Now the public can take in Clifford’s discovery. In the summer of 2016, the explorer opened the Whydah Pirate Museum in West Yarmouth, Massachusetts — the only museum in the world to feature authenticated pirate ship treasure. A 12,000-square-foot memorial to the old ship, it also includes a life-size replica of the original Whydah Gally.

Whydah Pirate Museum. 674 MA-28, West Yarmouth, MA. 508-534-9571; discoverpirates.com

This post was first published in 2017 and has been updated.

Barry Clifford and the Whydah Discovery

Whydah Artifacts in Exhibit

Barry Clifford and the Whydah Discovery

Whydah Artifacts in Exhibit

In the summer of 2007, Barry Clifford and his divers brought up 25,000 pounds of artifacts from the Whydah: “more than ever before,” he says. To date the team has retrieved more than 200,000 objects, including the ship’s bell. Some of these items are included in a roving National Geographic exhibit called “Real Pirates,” currently at The Franklin Institute Science Museum in Philadelphia, Pennsylvania (215-448-1200; fi.edu) through November 2.

For more information, go to:





Thomas Meaney “Trump’s Very American Foreign Policy”

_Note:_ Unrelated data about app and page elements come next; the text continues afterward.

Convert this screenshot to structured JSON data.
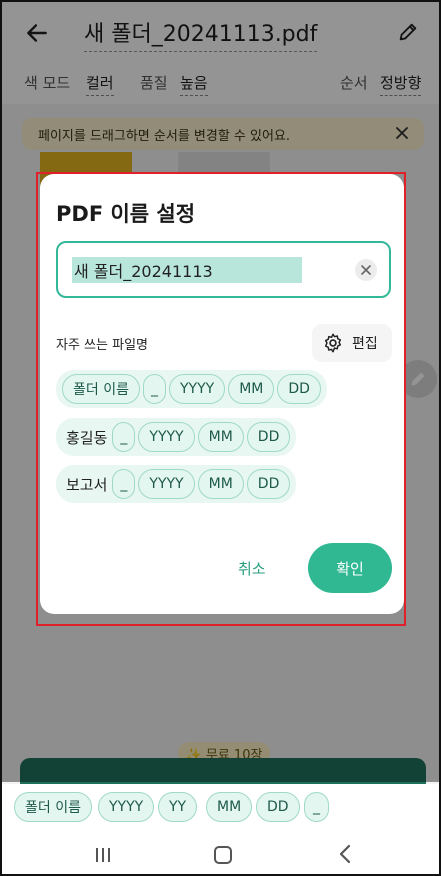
{
  "header": {
    "filename": "새 폴더_20241113.pdf"
  },
  "options": {
    "color_label": "색 모드",
    "color_value": "컬러",
    "quality_label": "품질",
    "quality_value": "높음",
    "order_label": "순서",
    "order_value": "정방향"
  },
  "banner": {
    "text": "페이지를 드래그하면 순서를 변경할 수 있어요."
  },
  "dialog": {
    "title": "PDF 이름 설정",
    "name_value": "새 폴더_20241113",
    "frequent_label": "자주 쓰는 파일명",
    "edit_label": "편집",
    "presets": [
      {
        "tokens": [
          "폴더 이름",
          "_",
          "YYYY",
          "MM",
          "DD"
        ]
      },
      {
        "name": "홍길동",
        "tokens": [
          "_",
          "YYYY",
          "MM",
          "DD"
        ]
      },
      {
        "name": "보고서",
        "tokens": [
          "_",
          "YYYY",
          "MM",
          "DD"
        ]
      }
    ],
    "cancel": "취소",
    "confirm": "확인"
  },
  "promo": {
    "free_label": "✨ 무료 10장"
  },
  "chipbar": {
    "chips": [
      "폴더 이름",
      "YYYY",
      "YY",
      "MM",
      "DD",
      "_"
    ]
  },
  "colors": {
    "accent": "#30b893",
    "accent_dark": "#20705c",
    "chip_bg": "#e3f6ef",
    "highlight": "#e0202a"
  }
}
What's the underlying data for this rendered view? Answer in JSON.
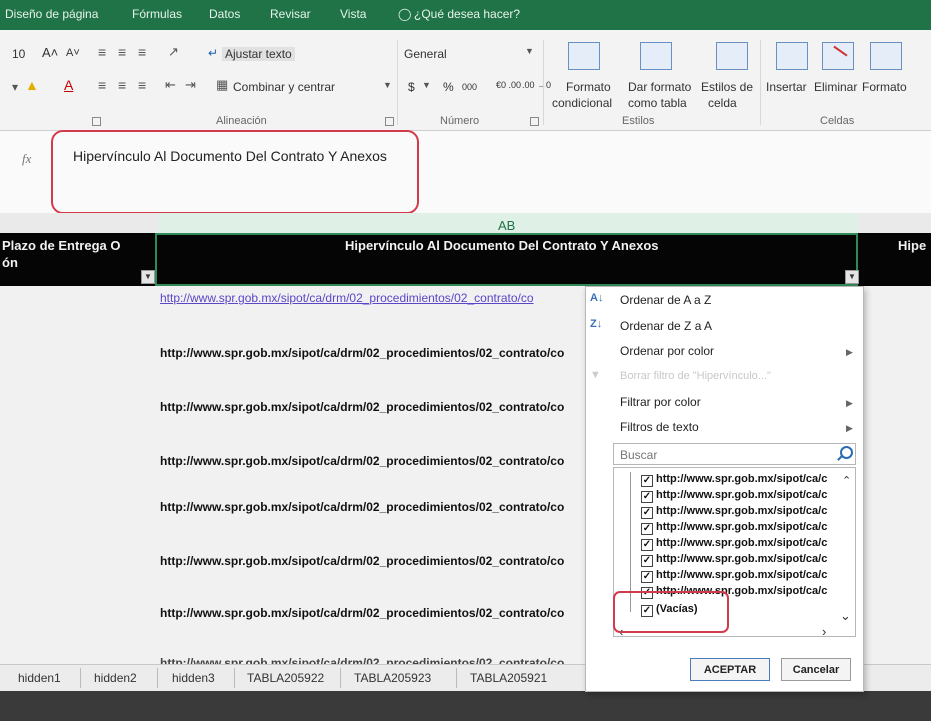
{
  "ribbon_tabs": [
    "Diseño de página",
    "Fórmulas",
    "Datos",
    "Revisar",
    "Vista",
    "¿Qué desea hacer?"
  ],
  "ribbon": {
    "font_size": "10",
    "wrap_text": "Ajustar texto",
    "merge_center": "Combinar y centrar",
    "number_format": "General",
    "currency": "$",
    "percent": "%",
    "thousands": "000",
    "dec_inc": "€0 .00",
    "dec_dec": ".00 →0",
    "conditional_format": [
      "Formato",
      "condicional"
    ],
    "format_table": [
      "Dar formato",
      "como tabla"
    ],
    "cell_styles": [
      "Estilos de",
      "celda"
    ],
    "insert": "Insertar",
    "delete": "Eliminar",
    "format": "Formato",
    "groups": {
      "alignment": "Alineación",
      "number": "Número",
      "styles": "Estilos",
      "cells": "Celdas"
    }
  },
  "formula_bar": {
    "fx": "fx",
    "content": "Hipervínculo Al Documento Del Contrato Y Anexos"
  },
  "sheet": {
    "col_letter": "AB",
    "left_header": [
      "Plazo de Entrega O",
      "ón"
    ],
    "main_header": "Hipervínculo Al Documento Del Contrato Y Anexos",
    "right_header": "Hipe",
    "rows": [
      "http://www.spr.gob.mx/sipot/ca/drm/02_procedimientos/02_contrato/co",
      "http://www.spr.gob.mx/sipot/ca/drm/02_procedimientos/02_contrato/co",
      "http://www.spr.gob.mx/sipot/ca/drm/02_procedimientos/02_contrato/co",
      "http://www.spr.gob.mx/sipot/ca/drm/02_procedimientos/02_contrato/co",
      "http://www.spr.gob.mx/sipot/ca/drm/02_procedimientos/02_contrato/co",
      "http://www.spr.gob.mx/sipot/ca/drm/02_procedimientos/02_contrato/co",
      "http://www.spr.gob.mx/sipot/ca/drm/02_procedimientos/02_contrato/co",
      "http://www.spr.gob.mx/sipot/ca/drm/02_procedimientos/02_contrato/co"
    ]
  },
  "sheet_tabs": [
    "hidden1",
    "hidden2",
    "hidden3",
    "TABLA205922",
    "TABLA205923",
    "TABLA205921"
  ],
  "filter_menu": {
    "sort_az": "Ordenar de A a Z",
    "sort_za": "Ordenar de Z a A",
    "sort_color": "Ordenar por color",
    "clear_filter": "Borrar filtro de \"Hipervínculo...\"",
    "filter_color": "Filtrar por color",
    "text_filters": "Filtros de texto",
    "search_placeholder": "Buscar",
    "items": [
      "http://www.spr.gob.mx/sipot/ca/c",
      "http://www.spr.gob.mx/sipot/ca/c",
      "http://www.spr.gob.mx/sipot/ca/c",
      "http://www.spr.gob.mx/sipot/ca/c",
      "http://www.spr.gob.mx/sipot/ca/c",
      "http://www.spr.gob.mx/sipot/ca/c",
      "http://www.spr.gob.mx/sipot/ca/c",
      "http://www.spr.gob.mx/sipot/ca/c"
    ],
    "blanks": "(Vacías)",
    "ok": "ACEPTAR",
    "cancel": "Cancelar"
  }
}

Published on Nov 5, 2018
Donald Trump’s domestic liberal critics believe he represents an abnormal, dangerous deviation from standard American foreign policy. Picturing his presidency as the Armageddon, they make it easy for him to outperform prognostications of doom. Is here a better way to think about Trump? Thomas Meaney , one of the U.S.’s leading young public intellectuals, asserts that Trump has far more in common with his predecessors than is commonly believed. In a conversation with IWM Visiting Fellow John Palattella, he will argue the need to use Trump’s presidency not merely as an excuse to scurry back to the status quo, but to transcend it. Vienna Humanitites Festival 2018 SO 30/09/18 15.00 Uhr Stadtkino http://www.humanitiesfestival.at